Sunday morning dawned noticably cooler and drier, hardly a Gettysburg July day at all. Miss Liz and I, although Episcopalians, were pleased to be able to attend the Catholic mass held in our Battalion camp. I would like to recognize Lt. Col. Boyle for his hard work in bringing this service about.
Our Company Parade was held at 9:30, where we able to announce to the men who we had chosen to be our two men to go over the wall at Pickett's Charge. We chose Cpl. David Entwhistle, who had performed most bravely the entire weekend, and, having traveled from the UK and missed the Culp's Hill experience, deserved the honor, and Pvt. John Bond (Chet) whom I believe I may mentioned earlier in this report. We were also most honored to be presented with the English flag, signed by the four members of Co. E who were with us. We also took this opportunity to make a pictorial memento of all who served with the 1st Maryland at this historic event.
I must apologize to you and the Battalion, sir, and thank for your understanding that the 1st could not attend the dress parade at 9:30. We were informed just as Miss Liz and I were leaving for church, and there was no other opportunity to complete the ceremonies we had scheduled. We will certainly endeavor to see that this does not happen again.

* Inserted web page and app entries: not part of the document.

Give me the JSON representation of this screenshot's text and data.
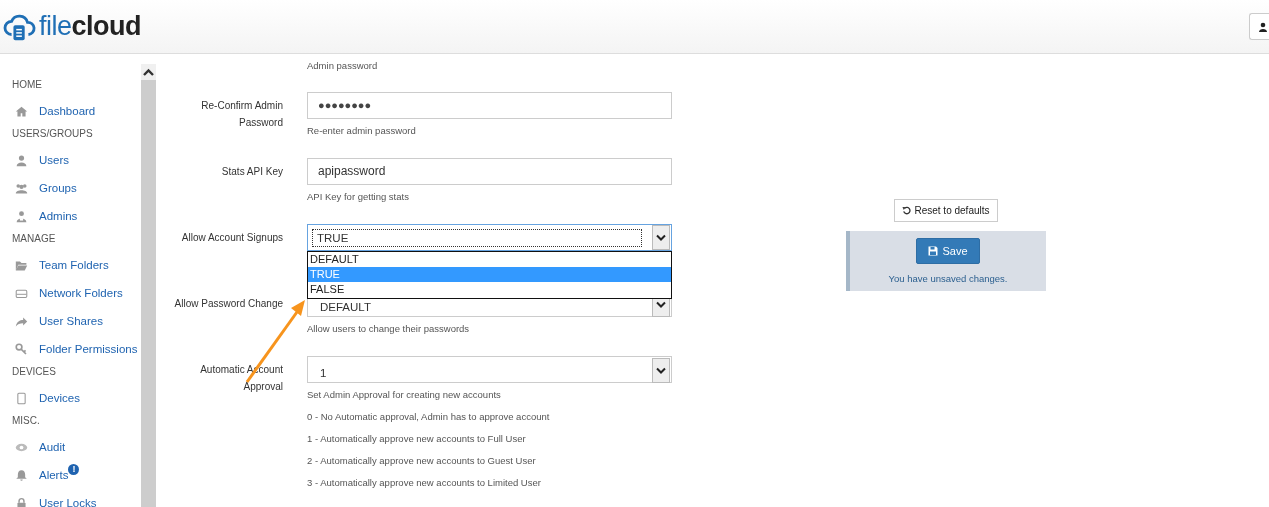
{
  "header": {
    "logo_part_1": "file",
    "logo_part_2": "cloud"
  },
  "sidebar": {
    "items": [
      {
        "kind": "heading",
        "label": "HOME"
      },
      {
        "kind": "link",
        "label": "Dashboard"
      },
      {
        "kind": "heading",
        "label": "USERS/GROUPS"
      },
      {
        "kind": "link",
        "label": "Users"
      },
      {
        "kind": "link",
        "label": "Groups"
      },
      {
        "kind": "link",
        "label": "Admins"
      },
      {
        "kind": "heading",
        "label": "MANAGE"
      },
      {
        "kind": "link",
        "label": "Team Folders"
      },
      {
        "kind": "link",
        "label": "Network Folders"
      },
      {
        "kind": "link",
        "label": "User Shares"
      },
      {
        "kind": "link",
        "label": "Folder Permissions"
      },
      {
        "kind": "heading",
        "label": "DEVICES"
      },
      {
        "kind": "link",
        "label": "Devices"
      },
      {
        "kind": "heading",
        "label": "MISC."
      },
      {
        "kind": "link",
        "label": "Audit"
      },
      {
        "kind": "link",
        "label": "Alerts",
        "badge": "!"
      },
      {
        "kind": "link",
        "label": "User Locks"
      }
    ]
  },
  "top_hint": "Admin password",
  "fields": [
    {
      "kind": "password",
      "label": "Re-Confirm Admin Password",
      "value": "●●●●●●●●",
      "hint": "Re-enter admin password"
    },
    {
      "kind": "text",
      "label": "Stats API Key",
      "value": "apipassword",
      "hint": "API Key for getting stats"
    },
    {
      "kind": "select",
      "label": "Allow Account Signups",
      "value": "TRUE",
      "focused": true,
      "open": true,
      "options": [
        {
          "label": "DEFAULT",
          "selected": false
        },
        {
          "label": "TRUE",
          "selected": true
        },
        {
          "label": "FALSE",
          "selected": false
        }
      ]
    },
    {
      "kind": "select",
      "label": "Allow Password Change",
      "value": "DEFAULT",
      "hint": "Allow users to change their passwords"
    },
    {
      "kind": "select",
      "label": "Automatic Account Approval",
      "value": "1",
      "hint": "Set Admin Approval for creating new accounts",
      "notes": [
        "0 - No Automatic approval, Admin has to approve account",
        "1 - Automatically approve new accounts to Full User",
        "2 - Automatically approve new accounts to Guest User",
        "3 - Automatically approve new accounts to Limited User"
      ]
    }
  ],
  "actions": {
    "reset": "Reset to defaults",
    "save": "Save",
    "status": "You have unsaved changes."
  }
}
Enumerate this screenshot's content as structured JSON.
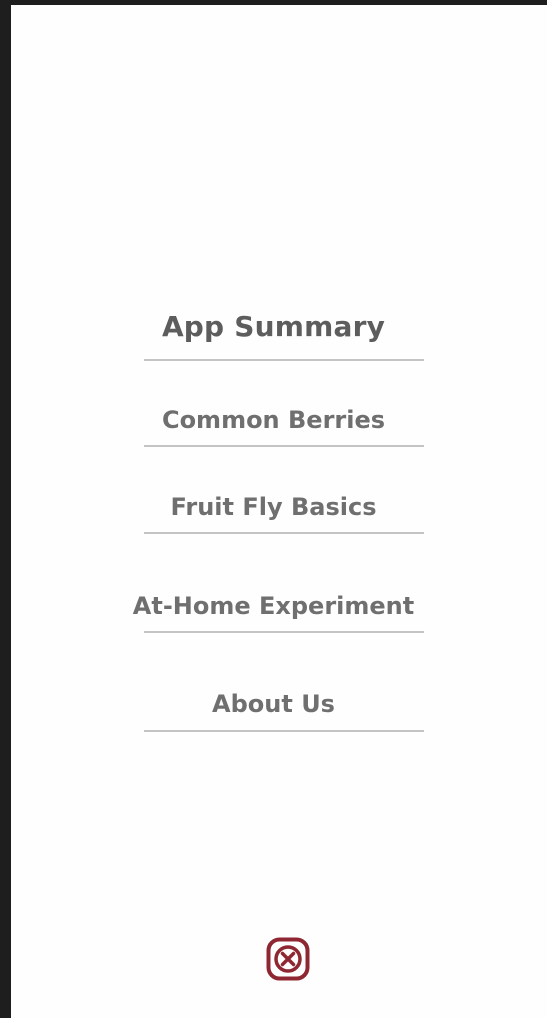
{
  "menu": {
    "items": [
      {
        "label": "App Summary"
      },
      {
        "label": "Common Berries"
      },
      {
        "label": "Fruit Fly Basics"
      },
      {
        "label": "At-Home Experiment"
      },
      {
        "label": "About Us"
      }
    ]
  },
  "close_button": {
    "icon": "close-icon",
    "color": "#8e2731"
  },
  "colors": {
    "background": "#fefefe",
    "side_bar": "#1e1e1e",
    "text": "#6f6f6f",
    "underline": "#c4c4c4"
  }
}
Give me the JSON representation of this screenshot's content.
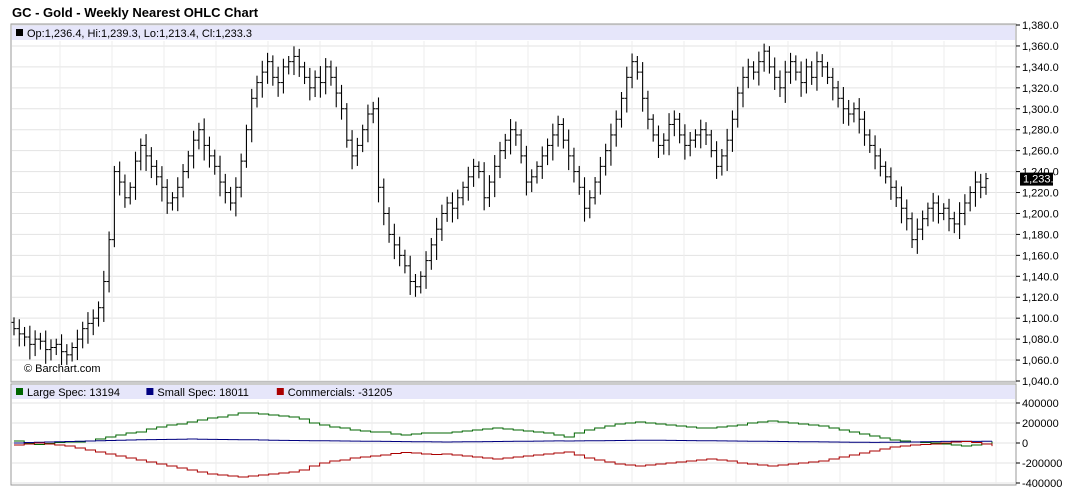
{
  "title": "GC - Gold - Weekly Nearest OHLC Chart",
  "watermark": "© Barchart.com",
  "chart_data": [
    {
      "type": "ohlc",
      "legend": "Op:1,236.4, Hi:1,239.3, Lo:1,213.4, Cl:1,233.3",
      "last_price_label": "1,233.3",
      "last_price": 1233.3,
      "ylim": [
        1040,
        1380
      ],
      "yticks": [
        1040,
        1060,
        1080,
        1100,
        1120,
        1140,
        1160,
        1180,
        1200,
        1220,
        1240,
        1260,
        1280,
        1300,
        1320,
        1340,
        1360,
        1380
      ],
      "ytick_labels": [
        "1,040.0",
        "1,060.0",
        "1,080.0",
        "1,100.0",
        "1,120.0",
        "1,140.0",
        "1,160.0",
        "1,180.0",
        "1,200.0",
        "1,220.0",
        "1,240.0",
        "1,260.0",
        "1,280.0",
        "1,300.0",
        "1,320.0",
        "1,340.0",
        "1,360.0",
        "1,380.0"
      ],
      "grid": true,
      "closes": [
        1090,
        1085,
        1082,
        1075,
        1080,
        1078,
        1070,
        1072,
        1075,
        1068,
        1065,
        1072,
        1080,
        1090,
        1095,
        1100,
        1110,
        1135,
        1175,
        1240,
        1230,
        1215,
        1225,
        1250,
        1265,
        1255,
        1245,
        1235,
        1225,
        1210,
        1215,
        1225,
        1240,
        1255,
        1270,
        1280,
        1265,
        1255,
        1245,
        1230,
        1220,
        1210,
        1225,
        1250,
        1280,
        1310,
        1325,
        1335,
        1345,
        1330,
        1325,
        1340,
        1345,
        1350,
        1340,
        1330,
        1320,
        1330,
        1325,
        1340,
        1330,
        1315,
        1300,
        1270,
        1255,
        1265,
        1280,
        1295,
        1300,
        1225,
        1200,
        1180,
        1170,
        1160,
        1150,
        1135,
        1130,
        1140,
        1155,
        1170,
        1185,
        1200,
        1210,
        1205,
        1215,
        1225,
        1235,
        1245,
        1240,
        1215,
        1230,
        1245,
        1260,
        1270,
        1280,
        1275,
        1255,
        1230,
        1235,
        1245,
        1255,
        1265,
        1275,
        1285,
        1270,
        1255,
        1240,
        1225,
        1205,
        1215,
        1230,
        1245,
        1260,
        1275,
        1290,
        1310,
        1330,
        1345,
        1335,
        1310,
        1290,
        1275,
        1265,
        1270,
        1285,
        1290,
        1275,
        1265,
        1270,
        1275,
        1280,
        1275,
        1260,
        1245,
        1255,
        1270,
        1290,
        1315,
        1330,
        1340,
        1335,
        1345,
        1355,
        1340,
        1330,
        1320,
        1335,
        1345,
        1335,
        1325,
        1340,
        1330,
        1345,
        1340,
        1330,
        1320,
        1310,
        1300,
        1295,
        1300,
        1290,
        1275,
        1265,
        1255,
        1245,
        1235,
        1225,
        1215,
        1205,
        1195,
        1175,
        1185,
        1195,
        1205,
        1210,
        1200,
        1205,
        1195,
        1190,
        1200,
        1210,
        1220,
        1230,
        1225,
        1233.3
      ]
    },
    {
      "type": "line",
      "legend_items": [
        {
          "name": "Large Spec: 13194",
          "color": "#006600"
        },
        {
          "name": "Small Spec: 18011",
          "color": "#000080"
        },
        {
          "name": "Commercials: -31205",
          "color": "#aa0000"
        }
      ],
      "ylim": [
        -400000,
        400000
      ],
      "yticks": [
        400000,
        200000,
        0,
        -200000,
        -400000
      ],
      "ytick_labels": [
        "400000",
        "200000",
        "0",
        "-200000",
        "-400000"
      ],
      "series": [
        {
          "name": "Large Spec: 13194",
          "color": "#006600",
          "values": [
            20000,
            0,
            -15000,
            -5000,
            5000,
            10000,
            10000,
            20000,
            40000,
            60000,
            80000,
            100000,
            110000,
            140000,
            160000,
            180000,
            190000,
            210000,
            230000,
            250000,
            260000,
            280000,
            300000,
            300000,
            290000,
            280000,
            270000,
            260000,
            240000,
            200000,
            180000,
            160000,
            150000,
            130000,
            120000,
            110000,
            110000,
            90000,
            80000,
            90000,
            100000,
            100000,
            100000,
            110000,
            120000,
            130000,
            140000,
            150000,
            140000,
            130000,
            120000,
            110000,
            100000,
            80000,
            60000,
            100000,
            130000,
            150000,
            170000,
            190000,
            200000,
            210000,
            200000,
            190000,
            180000,
            170000,
            160000,
            150000,
            150000,
            160000,
            170000,
            180000,
            200000,
            210000,
            220000,
            210000,
            200000,
            190000,
            180000,
            170000,
            150000,
            130000,
            110000,
            90000,
            70000,
            50000,
            30000,
            20000,
            10000,
            5000,
            0,
            -10000,
            -20000,
            -30000,
            -20000,
            -10000,
            13194
          ]
        },
        {
          "name": "Small Spec: 18011",
          "color": "#000080",
          "values": [
            0,
            5000,
            8000,
            10000,
            12000,
            15000,
            18000,
            20000,
            22000,
            25000,
            28000,
            30000,
            32000,
            34000,
            35000,
            36000,
            38000,
            40000,
            38000,
            36000,
            35000,
            34000,
            33000,
            32000,
            30000,
            28000,
            26000,
            25000,
            24000,
            23000,
            22000,
            21000,
            20000,
            19000,
            18000,
            17000,
            16000,
            15000,
            14000,
            13000,
            12000,
            11000,
            10000,
            11000,
            12000,
            13000,
            14000,
            15000,
            16000,
            17000,
            18000,
            19000,
            20000,
            21000,
            20000,
            21000,
            22000,
            23000,
            24000,
            25000,
            26000,
            27000,
            28000,
            27000,
            26000,
            25000,
            24000,
            23000,
            22000,
            21000,
            20000,
            19000,
            18000,
            17000,
            16000,
            15000,
            14000,
            13000,
            12000,
            11000,
            10000,
            9000,
            8000,
            7000,
            6000,
            7000,
            8000,
            9000,
            10000,
            12000,
            14000,
            16000,
            18000,
            17000,
            16000,
            17000,
            18011
          ]
        },
        {
          "name": "Commercials: -31205",
          "color": "#aa0000",
          "values": [
            -20000,
            -10000,
            0,
            -10000,
            -20000,
            -30000,
            -50000,
            -70000,
            -90000,
            -110000,
            -130000,
            -150000,
            -170000,
            -190000,
            -210000,
            -230000,
            -250000,
            -270000,
            -290000,
            -310000,
            -320000,
            -330000,
            -340000,
            -330000,
            -320000,
            -310000,
            -300000,
            -290000,
            -270000,
            -230000,
            -200000,
            -180000,
            -170000,
            -150000,
            -140000,
            -130000,
            -120000,
            -105000,
            -95000,
            -100000,
            -110000,
            -115000,
            -110000,
            -120000,
            -130000,
            -140000,
            -150000,
            -160000,
            -150000,
            -140000,
            -130000,
            -120000,
            -110000,
            -100000,
            -90000,
            -120000,
            -150000,
            -170000,
            -190000,
            -210000,
            -220000,
            -230000,
            -220000,
            -210000,
            -200000,
            -190000,
            -180000,
            -170000,
            -160000,
            -170000,
            -180000,
            -200000,
            -210000,
            -220000,
            -230000,
            -220000,
            -210000,
            -200000,
            -190000,
            -180000,
            -160000,
            -140000,
            -120000,
            -100000,
            -80000,
            -60000,
            -40000,
            -30000,
            -20000,
            -15000,
            -10000,
            0,
            10000,
            15000,
            5000,
            -10000,
            -31205
          ]
        }
      ]
    }
  ]
}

Sunday's formation and march out once again brought us along the road and out to set ourselves for the magnificent display of Pickett's Charge. The mens questions about why we had to form so early all weekend were answered as we so the spectacle of the columns of brigades march out to be positioned. It was truly an awsome spectacle.
Once again, rather than report on the complete battle, I will content myself to report on the very end at the wall. When I saw the opportunity to get what little remained of my boys to the wall, I simply commanded "Forward to the wall". I am most proud to report that most died bravely before reaching the wall, and the only ones who went over were the designated men. My boys played by the rules all the way through. I wish such could be said for every brigade and battalion on that field, but, regardless, it was a glorious day.
As mentioned, Pvt. Bond did reach the wall, and actually fired a couple of shots before discovering a Federal artillerist under his piece, overcome by heat. Chet also spent time working on Gen. Armistead, whose death nearly become more than an act. His service this weekend was an inspiration to all of us.
Most members of the 1st were able to spend a relaxing night, however Miss Liz and I had to leave. The hour and a half to the truck and the 45 minutes back to camp were instructive. My advice is, for huge events, take a week, come early, go late, if you can't be prepared to wait. If you can't come early, try the campaign impression. We arrived home safely at 4:30 AM.
As I have said, the international aspect to this event made it our most memorable. I would like to take this opportunity to commend and thank Wolfgang Schindler, Thomas Jans and Holger Baumgarten from Co. A (Germany), Rob Berends, Mark Van Lingen, and Joep Vossen also from Co.A (Netherlands) and David Entwhistle, Jason Crowley, Neal Chapman, and Adrian Spencer from Co.E (United Kingdom), for making the trip and serving with us so ably this weekend. We made friendships that will never be forgotten.
I would like to commend all of the units of the 6th Battalion, their officers, enlisted men, and civilians, for a superb effort this weekend. I believe this event marked our coming of age as a battalion.
I would like to offer my congratulations and those of all the 1st to Lt. Col. Bryan Boyle on his promotion. He proved it to be very well deserved this weekend.
Before closing, I would like to offer my compliments and congratulations to you sir. You proved yourself to be outstanding battlefield commander of a large battalion. We never doubted it, but the ANV can't either.
Capt. Co.H, 1st Maryland Infantry
Major, 6th Battalion, 1st Division, ANV
The Southern Legion